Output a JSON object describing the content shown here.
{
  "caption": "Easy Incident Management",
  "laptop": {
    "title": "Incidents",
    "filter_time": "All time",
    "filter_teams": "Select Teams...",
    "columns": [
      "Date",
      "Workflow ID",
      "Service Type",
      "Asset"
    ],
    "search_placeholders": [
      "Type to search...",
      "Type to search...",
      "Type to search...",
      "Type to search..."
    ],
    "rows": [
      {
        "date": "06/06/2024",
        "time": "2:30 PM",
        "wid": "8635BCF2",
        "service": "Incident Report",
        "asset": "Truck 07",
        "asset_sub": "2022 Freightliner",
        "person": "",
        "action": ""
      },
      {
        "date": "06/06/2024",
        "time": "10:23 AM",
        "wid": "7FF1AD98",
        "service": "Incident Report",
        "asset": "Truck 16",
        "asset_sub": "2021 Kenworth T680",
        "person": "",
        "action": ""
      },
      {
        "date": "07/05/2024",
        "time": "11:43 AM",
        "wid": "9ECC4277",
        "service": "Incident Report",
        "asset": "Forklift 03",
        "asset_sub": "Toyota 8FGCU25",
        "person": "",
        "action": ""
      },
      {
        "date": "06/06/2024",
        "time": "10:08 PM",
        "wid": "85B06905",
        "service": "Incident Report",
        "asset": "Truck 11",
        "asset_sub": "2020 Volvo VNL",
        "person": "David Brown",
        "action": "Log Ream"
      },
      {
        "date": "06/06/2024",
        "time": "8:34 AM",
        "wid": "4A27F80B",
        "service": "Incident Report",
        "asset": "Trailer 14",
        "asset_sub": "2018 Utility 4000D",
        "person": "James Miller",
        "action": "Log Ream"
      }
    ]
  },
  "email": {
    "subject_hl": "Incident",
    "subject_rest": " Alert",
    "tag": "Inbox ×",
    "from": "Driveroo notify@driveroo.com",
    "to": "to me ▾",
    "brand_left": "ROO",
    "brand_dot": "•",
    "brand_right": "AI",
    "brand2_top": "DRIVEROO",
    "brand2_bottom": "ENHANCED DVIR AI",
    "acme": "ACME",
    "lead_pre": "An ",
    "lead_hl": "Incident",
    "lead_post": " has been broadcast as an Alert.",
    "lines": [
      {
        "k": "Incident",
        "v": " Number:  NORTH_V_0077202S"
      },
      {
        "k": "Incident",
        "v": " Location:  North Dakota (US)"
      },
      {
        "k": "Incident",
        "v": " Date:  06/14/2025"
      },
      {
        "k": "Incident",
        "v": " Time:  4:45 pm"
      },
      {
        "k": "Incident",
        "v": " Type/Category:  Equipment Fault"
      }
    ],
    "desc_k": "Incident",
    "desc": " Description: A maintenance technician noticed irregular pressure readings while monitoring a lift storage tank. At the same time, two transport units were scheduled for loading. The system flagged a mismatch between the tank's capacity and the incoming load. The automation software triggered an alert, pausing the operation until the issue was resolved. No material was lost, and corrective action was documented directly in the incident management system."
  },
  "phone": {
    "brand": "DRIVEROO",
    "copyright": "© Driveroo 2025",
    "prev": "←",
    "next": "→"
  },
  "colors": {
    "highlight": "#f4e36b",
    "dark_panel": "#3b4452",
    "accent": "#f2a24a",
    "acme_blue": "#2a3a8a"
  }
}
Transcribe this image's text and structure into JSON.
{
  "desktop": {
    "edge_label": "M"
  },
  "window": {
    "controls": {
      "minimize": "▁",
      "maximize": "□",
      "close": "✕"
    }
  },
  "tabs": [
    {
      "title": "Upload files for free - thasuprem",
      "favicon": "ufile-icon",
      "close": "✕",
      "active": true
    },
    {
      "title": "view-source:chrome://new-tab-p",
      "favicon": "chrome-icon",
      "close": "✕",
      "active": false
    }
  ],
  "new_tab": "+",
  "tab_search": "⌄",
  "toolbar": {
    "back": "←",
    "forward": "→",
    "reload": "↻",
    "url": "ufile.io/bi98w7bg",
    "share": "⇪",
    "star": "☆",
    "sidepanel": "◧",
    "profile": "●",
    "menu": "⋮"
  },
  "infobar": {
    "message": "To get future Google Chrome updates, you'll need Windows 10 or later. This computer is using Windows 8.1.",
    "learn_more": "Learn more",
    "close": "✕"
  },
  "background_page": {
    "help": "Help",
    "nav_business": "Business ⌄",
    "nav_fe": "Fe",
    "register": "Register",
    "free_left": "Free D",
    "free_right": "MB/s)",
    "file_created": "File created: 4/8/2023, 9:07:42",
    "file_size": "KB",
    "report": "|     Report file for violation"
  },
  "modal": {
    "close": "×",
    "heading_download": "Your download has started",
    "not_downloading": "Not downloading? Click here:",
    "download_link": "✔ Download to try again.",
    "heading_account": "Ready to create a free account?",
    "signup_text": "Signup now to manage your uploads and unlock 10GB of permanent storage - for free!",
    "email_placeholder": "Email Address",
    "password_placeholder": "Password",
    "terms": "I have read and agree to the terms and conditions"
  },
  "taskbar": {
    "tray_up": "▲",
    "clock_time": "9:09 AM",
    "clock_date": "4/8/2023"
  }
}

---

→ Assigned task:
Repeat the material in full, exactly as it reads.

→ Reply to the task:
Output a JSON object describing the content shown here.
{
  "caption": "Easy Incident Management",
  "laptop": {
    "title": "Incidents",
    "filter_time": "All time",
    "filter_teams": "Select Teams...",
    "columns": [
      "Date",
      "Workflow ID",
      "Service Type",
      "Asset"
    ],
    "search_placeholders": [
      "Type to search...",
      "Type to search...",
      "Type to search...",
      "Type to search..."
    ],
    "rows": [
      {
        "date": "06/06/2024",
        "time": "2:30 PM",
        "wid": "8635BCF2",
        "service": "Incident Report",
        "asset": "Truck 07",
        "asset_sub": "2022 Freightliner",
        "person": "",
        "action": ""
      },
      {
        "date": "06/06/2024",
        "time": "10:23 AM",
        "wid": "7FF1AD98",
        "service": "Incident Report",
        "asset": "Truck 16",
        "asset_sub": "2021 Kenworth T680",
        "person": "",
        "action": ""
      },
      {
        "date": "07/05/2024",
        "time": "11:43 AM",
        "wid": "9ECC4277",
        "service": "Incident Report",
        "asset": "Forklift 03",
        "asset_sub": "Toyota 8FGCU25",
        "person": "",
        "action": ""
      },
      {
        "date": "06/06/2024",
        "time": "10:08 PM",
        "wid": "85B06905",
        "service": "Incident Report",
        "asset": "Truck 11",
        "asset_sub": "2020 Volvo VNL",
        "person": "David Brown",
        "action": "Log Ream"
      },
      {
        "date": "06/06/2024",
        "time": "8:34 AM",
        "wid": "4A27F80B",
        "service": "Incident Report",
        "asset": "Trailer 14",
        "asset_sub": "2018 Utility 4000D",
        "person": "James Miller",
        "action": "Log Ream"
      }
    ]
  },
  "email": {
    "subject_hl": "Incident",
    "subject_rest": " Alert",
    "tag": "Inbox ×",
    "from": "Driveroo notify@driveroo.com",
    "to": "to me ▾",
    "brand_left": "ROO",
    "brand_dot": "•",
    "brand_right": "AI",
    "brand2_top": "DRIVEROO",
    "brand2_bottom": "ENHANCED DVIR AI",
    "acme": "ACME",
    "lead_pre": "An ",
    "lead_hl": "Incident",
    "lead_post": " has been broadcast as an Alert.",
    "lines": [
      {
        "k": "Incident",
        "v": " Number:  NORTH_V_0077202S"
      },
      {
        "k": "Incident",
        "v": " Location:  North Dakota (US)"
      },
      {
        "k": "Incident",
        "v": " Date:  06/14/2025"
      },
      {
        "k": "Incident",
        "v": " Time:  4:45 pm"
      },
      {
        "k": "Incident",
        "v": " Type/Category:  Equipment Fault"
      }
    ],
    "desc_k": "Incident",
    "desc": " Description: A maintenance technician noticed irregular pressure readings while monitoring a lift storage tank. At the same time, two transport units were scheduled for loading. The system flagged a mismatch between the tank's capacity and the incoming load. The automation software triggered an alert, pausing the operation until the issue was resolved. No material was lost, and corrective action was documented directly in the incident management system."
  },
  "phone": {
    "brand": "DRIVEROO",
    "copyright": "© Driveroo 2025",
    "prev": "←",
    "next": "→"
  },
  "colors": {
    "highlight": "#f4e36b",
    "dark_panel": "#3b4452",
    "accent": "#f2a24a",
    "acme_blue": "#2a3a8a"
  }
}
Transcribe this image's text and structure into JSON.
{
  "desktop": {
    "edge_label": "M"
  },
  "window": {
    "controls": {
      "minimize": "▁",
      "maximize": "□",
      "close": "✕"
    }
  },
  "tabs": [
    {
      "title": "Upload files for free - thasuprem",
      "favicon": "ufile-icon",
      "close": "✕",
      "active": true
    },
    {
      "title": "view-source:chrome://new-tab-p",
      "favicon": "chrome-icon",
      "close": "✕",
      "active": false
    }
  ],
  "new_tab": "+",
  "tab_search": "⌄",
  "toolbar": {
    "back": "←",
    "forward": "→",
    "reload": "↻",
    "url": "ufile.io/bi98w7bg",
    "share": "⇪",
    "star": "☆",
    "sidepanel": "◧",
    "profile": "●",
    "menu": "⋮"
  },
  "infobar": {
    "message": "To get future Google Chrome updates, you'll need Windows 10 or later. This computer is using Windows 8.1.",
    "learn_more": "Learn more",
    "close": "✕"
  },
  "background_page": {
    "help": "Help",
    "nav_business": "Business ⌄",
    "nav_fe": "Fe",
    "register": "Register",
    "free_left": "Free D",
    "free_right": "MB/s)",
    "file_created": "File created: 4/8/2023, 9:07:42",
    "file_size": "KB",
    "report": "|     Report file for violation"
  },
  "modal": {
    "close": "×",
    "heading_download": "Your download has started",
    "not_downloading": "Not downloading? Click here:",
    "download_link": "✔ Download to try again.",
    "heading_account": "Ready to create a free account?",
    "signup_text": "Signup now to manage your uploads and unlock 10GB of permanent storage - for free!",
    "email_placeholder": "Email Address",
    "password_placeholder": "Password",
    "terms": "I have read and agree to the terms and conditions"
  },
  "taskbar": {
    "tray_up": "▲",
    "clock_time": "9:09 AM",
    "clock_date": "4/8/2023"
  }
}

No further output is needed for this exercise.